### PROMPT:
Say how many lines of these entries include the word "data", and answer with the number alone.
#### RECORDS PROVIDED ####
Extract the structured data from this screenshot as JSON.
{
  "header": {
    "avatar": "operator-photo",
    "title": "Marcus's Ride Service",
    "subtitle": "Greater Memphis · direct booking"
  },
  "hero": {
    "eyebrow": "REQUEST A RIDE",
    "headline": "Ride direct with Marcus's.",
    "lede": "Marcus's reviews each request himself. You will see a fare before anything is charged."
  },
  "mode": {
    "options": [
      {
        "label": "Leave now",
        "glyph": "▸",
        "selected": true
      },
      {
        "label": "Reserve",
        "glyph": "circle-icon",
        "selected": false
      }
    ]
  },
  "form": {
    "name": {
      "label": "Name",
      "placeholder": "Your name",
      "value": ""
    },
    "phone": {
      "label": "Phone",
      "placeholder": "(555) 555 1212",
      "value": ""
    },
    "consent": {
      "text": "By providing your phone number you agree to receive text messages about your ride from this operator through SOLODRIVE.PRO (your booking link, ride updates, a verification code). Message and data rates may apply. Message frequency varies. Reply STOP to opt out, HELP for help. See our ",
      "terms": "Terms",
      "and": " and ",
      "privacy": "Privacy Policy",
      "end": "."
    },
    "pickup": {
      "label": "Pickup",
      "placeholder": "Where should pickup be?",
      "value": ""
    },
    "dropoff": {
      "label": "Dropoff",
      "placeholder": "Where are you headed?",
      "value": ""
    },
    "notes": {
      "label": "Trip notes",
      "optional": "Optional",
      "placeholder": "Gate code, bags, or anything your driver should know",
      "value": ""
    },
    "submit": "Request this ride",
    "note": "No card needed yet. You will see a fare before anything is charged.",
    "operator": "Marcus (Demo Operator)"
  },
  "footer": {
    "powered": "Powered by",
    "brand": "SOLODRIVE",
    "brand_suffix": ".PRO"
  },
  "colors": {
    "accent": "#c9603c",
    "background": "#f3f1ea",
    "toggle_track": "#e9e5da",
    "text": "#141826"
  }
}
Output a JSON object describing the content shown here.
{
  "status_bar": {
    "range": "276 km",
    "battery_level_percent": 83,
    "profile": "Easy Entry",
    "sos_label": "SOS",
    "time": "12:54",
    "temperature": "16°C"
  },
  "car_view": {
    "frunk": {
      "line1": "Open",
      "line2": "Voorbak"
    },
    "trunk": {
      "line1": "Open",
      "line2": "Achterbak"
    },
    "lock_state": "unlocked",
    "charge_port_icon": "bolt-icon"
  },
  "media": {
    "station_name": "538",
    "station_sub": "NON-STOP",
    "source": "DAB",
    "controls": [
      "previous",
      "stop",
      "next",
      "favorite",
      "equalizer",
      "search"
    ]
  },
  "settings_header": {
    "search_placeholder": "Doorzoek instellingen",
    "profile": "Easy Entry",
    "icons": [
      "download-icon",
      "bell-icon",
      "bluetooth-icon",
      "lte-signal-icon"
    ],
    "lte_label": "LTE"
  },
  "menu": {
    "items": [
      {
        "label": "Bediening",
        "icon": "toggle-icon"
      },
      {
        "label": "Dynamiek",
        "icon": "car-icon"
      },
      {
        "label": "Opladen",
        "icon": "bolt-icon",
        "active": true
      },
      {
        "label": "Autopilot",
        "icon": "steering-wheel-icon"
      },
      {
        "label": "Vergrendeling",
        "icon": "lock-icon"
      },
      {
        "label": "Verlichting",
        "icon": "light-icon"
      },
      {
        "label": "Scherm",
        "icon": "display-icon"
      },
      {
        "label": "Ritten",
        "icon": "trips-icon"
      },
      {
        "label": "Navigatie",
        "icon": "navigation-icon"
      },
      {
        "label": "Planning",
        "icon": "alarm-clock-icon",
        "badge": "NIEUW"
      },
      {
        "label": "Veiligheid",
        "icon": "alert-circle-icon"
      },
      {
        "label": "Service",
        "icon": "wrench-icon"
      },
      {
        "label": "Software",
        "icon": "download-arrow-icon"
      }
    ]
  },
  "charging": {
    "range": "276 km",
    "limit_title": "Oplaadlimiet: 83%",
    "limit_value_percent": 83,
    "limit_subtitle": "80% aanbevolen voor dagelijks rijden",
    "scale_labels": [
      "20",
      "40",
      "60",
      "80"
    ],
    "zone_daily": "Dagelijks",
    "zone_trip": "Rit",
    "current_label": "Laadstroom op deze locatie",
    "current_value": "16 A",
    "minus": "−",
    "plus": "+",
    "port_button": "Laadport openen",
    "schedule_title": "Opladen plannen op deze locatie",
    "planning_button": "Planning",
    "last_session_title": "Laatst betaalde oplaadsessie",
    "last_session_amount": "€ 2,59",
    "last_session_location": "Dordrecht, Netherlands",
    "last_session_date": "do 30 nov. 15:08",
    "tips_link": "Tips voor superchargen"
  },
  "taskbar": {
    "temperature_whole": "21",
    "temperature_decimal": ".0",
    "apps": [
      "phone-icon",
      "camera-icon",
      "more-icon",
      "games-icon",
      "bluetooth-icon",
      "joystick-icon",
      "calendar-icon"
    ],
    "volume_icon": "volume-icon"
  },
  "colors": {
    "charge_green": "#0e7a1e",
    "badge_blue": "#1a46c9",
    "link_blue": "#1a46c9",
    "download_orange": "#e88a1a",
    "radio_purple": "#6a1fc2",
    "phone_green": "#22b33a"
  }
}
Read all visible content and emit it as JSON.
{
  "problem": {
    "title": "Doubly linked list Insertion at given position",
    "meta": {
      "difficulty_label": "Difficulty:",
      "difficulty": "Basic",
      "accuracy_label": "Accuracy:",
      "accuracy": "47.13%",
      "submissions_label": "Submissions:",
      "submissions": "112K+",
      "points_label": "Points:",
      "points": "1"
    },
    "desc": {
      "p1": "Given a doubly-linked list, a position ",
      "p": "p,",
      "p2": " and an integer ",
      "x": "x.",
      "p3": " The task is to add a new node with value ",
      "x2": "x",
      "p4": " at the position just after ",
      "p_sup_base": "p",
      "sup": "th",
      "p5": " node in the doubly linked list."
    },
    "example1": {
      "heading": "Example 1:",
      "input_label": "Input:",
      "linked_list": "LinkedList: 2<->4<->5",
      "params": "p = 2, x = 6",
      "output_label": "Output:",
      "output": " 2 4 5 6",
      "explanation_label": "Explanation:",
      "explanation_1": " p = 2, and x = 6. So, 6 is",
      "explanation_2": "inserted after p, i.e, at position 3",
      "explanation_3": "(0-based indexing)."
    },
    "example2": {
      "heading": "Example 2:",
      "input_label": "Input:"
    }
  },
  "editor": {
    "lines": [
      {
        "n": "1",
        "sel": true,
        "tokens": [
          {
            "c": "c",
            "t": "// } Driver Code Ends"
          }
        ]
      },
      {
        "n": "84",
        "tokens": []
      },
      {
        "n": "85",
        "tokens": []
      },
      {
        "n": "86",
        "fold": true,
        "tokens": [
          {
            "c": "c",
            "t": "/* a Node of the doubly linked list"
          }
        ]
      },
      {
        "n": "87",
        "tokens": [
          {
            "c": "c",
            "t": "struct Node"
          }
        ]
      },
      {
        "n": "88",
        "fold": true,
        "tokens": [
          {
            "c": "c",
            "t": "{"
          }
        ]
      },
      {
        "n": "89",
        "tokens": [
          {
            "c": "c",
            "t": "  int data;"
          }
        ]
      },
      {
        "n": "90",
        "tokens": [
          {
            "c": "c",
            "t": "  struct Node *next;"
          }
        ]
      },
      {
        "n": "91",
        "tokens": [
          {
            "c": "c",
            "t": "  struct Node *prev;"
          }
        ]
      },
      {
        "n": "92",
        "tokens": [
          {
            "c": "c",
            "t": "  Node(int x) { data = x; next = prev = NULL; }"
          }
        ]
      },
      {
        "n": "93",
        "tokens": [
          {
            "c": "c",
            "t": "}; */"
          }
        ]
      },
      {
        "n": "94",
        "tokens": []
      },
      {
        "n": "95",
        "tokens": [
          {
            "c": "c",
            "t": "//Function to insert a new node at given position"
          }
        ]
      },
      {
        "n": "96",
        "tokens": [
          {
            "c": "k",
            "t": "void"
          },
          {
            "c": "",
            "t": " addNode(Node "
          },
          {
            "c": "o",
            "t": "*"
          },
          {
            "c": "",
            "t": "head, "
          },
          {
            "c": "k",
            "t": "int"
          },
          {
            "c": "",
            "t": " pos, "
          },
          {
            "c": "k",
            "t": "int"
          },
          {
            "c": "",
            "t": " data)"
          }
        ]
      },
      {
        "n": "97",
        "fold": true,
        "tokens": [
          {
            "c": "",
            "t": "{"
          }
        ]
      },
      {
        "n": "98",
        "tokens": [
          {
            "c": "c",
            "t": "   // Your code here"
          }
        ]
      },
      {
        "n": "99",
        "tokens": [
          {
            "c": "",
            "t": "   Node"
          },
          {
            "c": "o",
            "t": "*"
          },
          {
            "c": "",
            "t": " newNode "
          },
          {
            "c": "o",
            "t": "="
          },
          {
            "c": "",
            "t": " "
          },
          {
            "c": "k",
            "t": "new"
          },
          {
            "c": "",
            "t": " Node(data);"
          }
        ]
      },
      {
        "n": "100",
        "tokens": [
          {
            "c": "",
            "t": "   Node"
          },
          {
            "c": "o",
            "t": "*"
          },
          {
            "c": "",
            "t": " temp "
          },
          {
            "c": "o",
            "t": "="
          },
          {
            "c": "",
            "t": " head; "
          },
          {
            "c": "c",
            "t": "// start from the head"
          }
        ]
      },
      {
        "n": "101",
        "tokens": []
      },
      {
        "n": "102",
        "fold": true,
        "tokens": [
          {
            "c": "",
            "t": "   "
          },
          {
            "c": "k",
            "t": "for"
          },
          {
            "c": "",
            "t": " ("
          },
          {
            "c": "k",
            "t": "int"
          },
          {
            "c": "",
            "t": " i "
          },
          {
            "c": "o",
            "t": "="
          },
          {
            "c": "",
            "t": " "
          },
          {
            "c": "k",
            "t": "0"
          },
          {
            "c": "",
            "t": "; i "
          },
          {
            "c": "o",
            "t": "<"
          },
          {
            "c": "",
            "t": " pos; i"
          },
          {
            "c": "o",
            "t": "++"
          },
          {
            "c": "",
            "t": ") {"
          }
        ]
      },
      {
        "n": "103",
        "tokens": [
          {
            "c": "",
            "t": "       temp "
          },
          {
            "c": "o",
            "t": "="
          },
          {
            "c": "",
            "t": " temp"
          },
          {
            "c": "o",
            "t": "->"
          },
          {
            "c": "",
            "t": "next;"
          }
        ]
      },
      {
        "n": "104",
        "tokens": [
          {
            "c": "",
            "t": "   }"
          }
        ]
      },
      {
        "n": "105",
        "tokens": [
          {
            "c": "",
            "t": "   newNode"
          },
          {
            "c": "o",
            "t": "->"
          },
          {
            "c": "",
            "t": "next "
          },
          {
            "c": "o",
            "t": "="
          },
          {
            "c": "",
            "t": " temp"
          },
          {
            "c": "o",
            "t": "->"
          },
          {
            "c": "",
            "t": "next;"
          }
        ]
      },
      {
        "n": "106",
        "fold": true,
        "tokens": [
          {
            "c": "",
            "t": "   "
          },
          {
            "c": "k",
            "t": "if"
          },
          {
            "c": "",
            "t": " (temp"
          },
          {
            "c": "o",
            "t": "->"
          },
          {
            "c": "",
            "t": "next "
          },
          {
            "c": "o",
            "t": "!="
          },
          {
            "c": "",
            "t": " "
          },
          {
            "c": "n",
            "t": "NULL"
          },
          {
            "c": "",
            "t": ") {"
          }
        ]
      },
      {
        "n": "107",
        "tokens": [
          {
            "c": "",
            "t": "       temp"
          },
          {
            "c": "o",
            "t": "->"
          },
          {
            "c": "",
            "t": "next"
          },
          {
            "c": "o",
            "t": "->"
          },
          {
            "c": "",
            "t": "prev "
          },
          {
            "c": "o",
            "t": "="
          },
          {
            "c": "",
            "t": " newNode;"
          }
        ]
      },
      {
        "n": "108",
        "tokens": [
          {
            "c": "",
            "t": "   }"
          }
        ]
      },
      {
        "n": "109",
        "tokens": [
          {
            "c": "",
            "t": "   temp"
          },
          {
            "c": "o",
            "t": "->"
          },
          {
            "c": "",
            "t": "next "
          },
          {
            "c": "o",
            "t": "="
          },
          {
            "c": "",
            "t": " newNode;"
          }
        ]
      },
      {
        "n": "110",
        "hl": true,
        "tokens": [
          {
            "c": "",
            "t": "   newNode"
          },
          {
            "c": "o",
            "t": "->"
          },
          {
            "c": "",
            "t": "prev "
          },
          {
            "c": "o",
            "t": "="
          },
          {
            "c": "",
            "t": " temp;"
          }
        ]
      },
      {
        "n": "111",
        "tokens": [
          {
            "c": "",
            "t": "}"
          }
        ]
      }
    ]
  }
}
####
### TASK ANSWER:
6